Ever since a copy of Adrian Orange and Her Band showed up in my mailbox last month, toeing its infectious Nigeria-via-Olympia horn lines, I've spent a significant amount of time trying to puzzle out the meaning of the album's title. Though it is by no means the only perplexing choice that Mr. Orange—a startlingly prodigious artist with 10 full-lengths of mostly unornamented solo guitar-and-voice material under his belt at only 21 years of age—has made over the course of his musical career, I was really having a hard time with this one. Why, other than for reasons of self-sabotage, would Orange, a rising star and native son of the Portland music community, heralded by both Dirty Projectors' Dave Longstreth and Microphones' Phil Elverum (who also engineered the record) as one of the greatest songwriters of our time, rename his project just as it was becoming known? He did this not once (the first time in 2006, switching from the moniker Thanksgiving to Adrian Orange), not twice (the second time from Adrian Orange to Adrian Orange and the Child Slave Rebellion), but thrice, now performing and recording under the name Adrian Orange and Her Band, as per the new eponymous K Records-released album.
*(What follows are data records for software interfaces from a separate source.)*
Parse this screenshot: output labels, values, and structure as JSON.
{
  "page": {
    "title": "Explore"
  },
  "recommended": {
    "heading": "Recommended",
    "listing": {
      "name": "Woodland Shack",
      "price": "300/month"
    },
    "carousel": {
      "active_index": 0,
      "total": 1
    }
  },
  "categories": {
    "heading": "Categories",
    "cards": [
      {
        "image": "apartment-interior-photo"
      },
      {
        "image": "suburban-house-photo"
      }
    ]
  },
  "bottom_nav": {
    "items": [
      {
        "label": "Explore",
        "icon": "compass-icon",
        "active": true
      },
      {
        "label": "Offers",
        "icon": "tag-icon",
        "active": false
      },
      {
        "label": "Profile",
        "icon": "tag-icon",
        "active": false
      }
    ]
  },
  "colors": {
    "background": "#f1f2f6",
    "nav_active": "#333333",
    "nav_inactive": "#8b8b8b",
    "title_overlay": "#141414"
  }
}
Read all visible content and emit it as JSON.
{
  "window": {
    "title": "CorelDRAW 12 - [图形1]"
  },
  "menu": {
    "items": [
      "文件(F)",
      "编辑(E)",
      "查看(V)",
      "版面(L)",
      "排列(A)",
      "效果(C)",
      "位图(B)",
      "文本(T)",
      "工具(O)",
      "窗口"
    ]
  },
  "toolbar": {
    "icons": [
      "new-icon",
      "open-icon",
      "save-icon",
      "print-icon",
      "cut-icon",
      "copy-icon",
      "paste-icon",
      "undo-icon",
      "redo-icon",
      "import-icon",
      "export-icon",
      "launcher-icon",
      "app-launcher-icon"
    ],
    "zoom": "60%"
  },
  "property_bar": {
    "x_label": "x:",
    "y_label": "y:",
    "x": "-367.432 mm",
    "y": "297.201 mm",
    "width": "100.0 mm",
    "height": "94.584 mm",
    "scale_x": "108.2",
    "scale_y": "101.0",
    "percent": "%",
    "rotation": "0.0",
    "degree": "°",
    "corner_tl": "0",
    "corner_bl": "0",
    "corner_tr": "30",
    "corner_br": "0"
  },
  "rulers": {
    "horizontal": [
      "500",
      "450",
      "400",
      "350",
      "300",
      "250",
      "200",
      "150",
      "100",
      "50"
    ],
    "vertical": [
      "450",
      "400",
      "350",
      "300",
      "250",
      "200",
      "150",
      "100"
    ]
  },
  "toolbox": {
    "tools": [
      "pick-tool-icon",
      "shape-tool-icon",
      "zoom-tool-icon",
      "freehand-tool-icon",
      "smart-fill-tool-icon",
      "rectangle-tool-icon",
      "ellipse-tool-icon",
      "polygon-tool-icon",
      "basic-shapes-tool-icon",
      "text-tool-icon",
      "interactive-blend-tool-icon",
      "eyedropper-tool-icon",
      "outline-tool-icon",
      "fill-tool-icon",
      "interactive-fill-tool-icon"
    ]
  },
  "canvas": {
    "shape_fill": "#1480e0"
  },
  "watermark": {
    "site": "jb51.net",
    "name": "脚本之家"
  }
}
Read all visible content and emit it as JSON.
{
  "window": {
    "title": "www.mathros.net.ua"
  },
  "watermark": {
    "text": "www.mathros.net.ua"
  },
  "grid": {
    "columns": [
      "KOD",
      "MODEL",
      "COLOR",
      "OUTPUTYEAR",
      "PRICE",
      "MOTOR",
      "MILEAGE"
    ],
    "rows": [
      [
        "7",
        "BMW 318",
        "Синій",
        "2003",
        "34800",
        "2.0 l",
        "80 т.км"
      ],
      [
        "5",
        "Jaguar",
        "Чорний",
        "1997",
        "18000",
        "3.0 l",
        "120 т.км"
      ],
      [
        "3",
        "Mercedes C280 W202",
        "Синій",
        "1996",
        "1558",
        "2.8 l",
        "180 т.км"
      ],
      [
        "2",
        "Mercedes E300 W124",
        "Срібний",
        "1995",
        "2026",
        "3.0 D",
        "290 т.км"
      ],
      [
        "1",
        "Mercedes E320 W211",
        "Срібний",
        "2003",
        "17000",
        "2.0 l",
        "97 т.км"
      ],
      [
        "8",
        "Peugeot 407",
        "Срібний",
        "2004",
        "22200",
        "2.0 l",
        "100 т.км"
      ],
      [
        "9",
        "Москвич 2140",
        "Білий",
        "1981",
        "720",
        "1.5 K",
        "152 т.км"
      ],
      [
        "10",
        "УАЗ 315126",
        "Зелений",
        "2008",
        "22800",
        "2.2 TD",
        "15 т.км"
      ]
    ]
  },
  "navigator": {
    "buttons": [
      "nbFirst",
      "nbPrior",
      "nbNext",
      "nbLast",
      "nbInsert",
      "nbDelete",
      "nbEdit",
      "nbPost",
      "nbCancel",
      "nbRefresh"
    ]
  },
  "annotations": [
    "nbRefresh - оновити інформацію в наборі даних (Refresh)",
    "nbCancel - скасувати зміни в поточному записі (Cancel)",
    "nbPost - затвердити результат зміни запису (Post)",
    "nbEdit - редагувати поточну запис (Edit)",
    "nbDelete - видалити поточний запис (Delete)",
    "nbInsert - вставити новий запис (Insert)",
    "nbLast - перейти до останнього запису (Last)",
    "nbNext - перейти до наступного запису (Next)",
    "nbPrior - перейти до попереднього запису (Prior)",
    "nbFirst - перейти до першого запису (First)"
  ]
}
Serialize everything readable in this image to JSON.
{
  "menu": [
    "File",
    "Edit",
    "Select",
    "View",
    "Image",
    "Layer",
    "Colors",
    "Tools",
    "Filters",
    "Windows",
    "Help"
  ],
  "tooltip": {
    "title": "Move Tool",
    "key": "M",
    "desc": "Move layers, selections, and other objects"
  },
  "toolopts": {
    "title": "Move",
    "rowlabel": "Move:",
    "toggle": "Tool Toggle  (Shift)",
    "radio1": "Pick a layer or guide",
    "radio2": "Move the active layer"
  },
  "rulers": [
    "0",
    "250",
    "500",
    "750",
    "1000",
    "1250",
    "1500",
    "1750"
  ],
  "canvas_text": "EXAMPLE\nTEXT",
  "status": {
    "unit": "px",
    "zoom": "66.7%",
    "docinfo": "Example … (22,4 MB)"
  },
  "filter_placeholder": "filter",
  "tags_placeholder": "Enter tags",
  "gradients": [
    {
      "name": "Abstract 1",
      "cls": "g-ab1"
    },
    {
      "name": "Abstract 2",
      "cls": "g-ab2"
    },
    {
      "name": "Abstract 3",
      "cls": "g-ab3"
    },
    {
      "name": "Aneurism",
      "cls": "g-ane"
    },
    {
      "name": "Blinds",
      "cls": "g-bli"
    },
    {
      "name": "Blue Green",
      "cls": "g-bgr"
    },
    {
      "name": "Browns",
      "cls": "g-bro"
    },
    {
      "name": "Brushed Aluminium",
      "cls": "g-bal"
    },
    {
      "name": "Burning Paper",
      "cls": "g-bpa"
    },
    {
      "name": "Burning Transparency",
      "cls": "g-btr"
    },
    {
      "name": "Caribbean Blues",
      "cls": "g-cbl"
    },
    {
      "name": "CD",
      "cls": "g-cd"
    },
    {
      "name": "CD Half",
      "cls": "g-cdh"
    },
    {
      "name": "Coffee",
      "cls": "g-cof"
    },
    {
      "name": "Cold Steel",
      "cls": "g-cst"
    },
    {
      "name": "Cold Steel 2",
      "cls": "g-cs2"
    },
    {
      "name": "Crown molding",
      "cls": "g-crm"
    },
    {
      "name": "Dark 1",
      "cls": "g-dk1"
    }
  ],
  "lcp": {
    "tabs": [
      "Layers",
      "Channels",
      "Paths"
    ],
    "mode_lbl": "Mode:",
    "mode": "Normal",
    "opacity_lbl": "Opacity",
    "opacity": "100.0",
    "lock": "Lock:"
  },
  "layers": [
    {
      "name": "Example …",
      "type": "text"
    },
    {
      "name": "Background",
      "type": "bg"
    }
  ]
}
Despite my confusion, I was all the while rejoicing that Orange had finally made the energetic, brass-rich, Afro beat-influenced, large-ensemble record that I had hoped for, but not dared to expect, since seeing him perform in that mode last summer. And then, of course, I grasped the obvious; this is fundamentally an album not just by Orange, whose wild, bleating vocals and lyrical interest in the sanctity of the mundane still stand front-and-center, but an album by Orange and his band. And what a band it is, populated by Northwest all-stars like Old Time Relijun's Ben Hartman on sax, Evolutionary Jass Band's Jesse Johnson on trumpet, and Olympia godfather Calvin Johnson pitching in on vocals and kettledrum. Rather than obscuring the wonderfully unpolished idiosyncrasies of Orange's stark musical vision, the expanded instrumentation and backup choir shine a light that brings out the charm of their unique contours all the more. The band lets Adrian be Adrian.
As for the gender ambiguity, well, I haven't quite figured that one out yet. Asking Adrian Orange himself about "her" band yielded the following response: "I'm not sure whether it's because I am a transsexual or the Goddess rules the band. Either way I am cool with it." Yeah, he's a weird guy, but that's part of the appeal. See for yourself on Friday, September 21 at the Artistery as he celebrates the release of Adrian Orange and Her Band with the Watery Graves' Davis Hooker, and K colleagues C.O.C.O.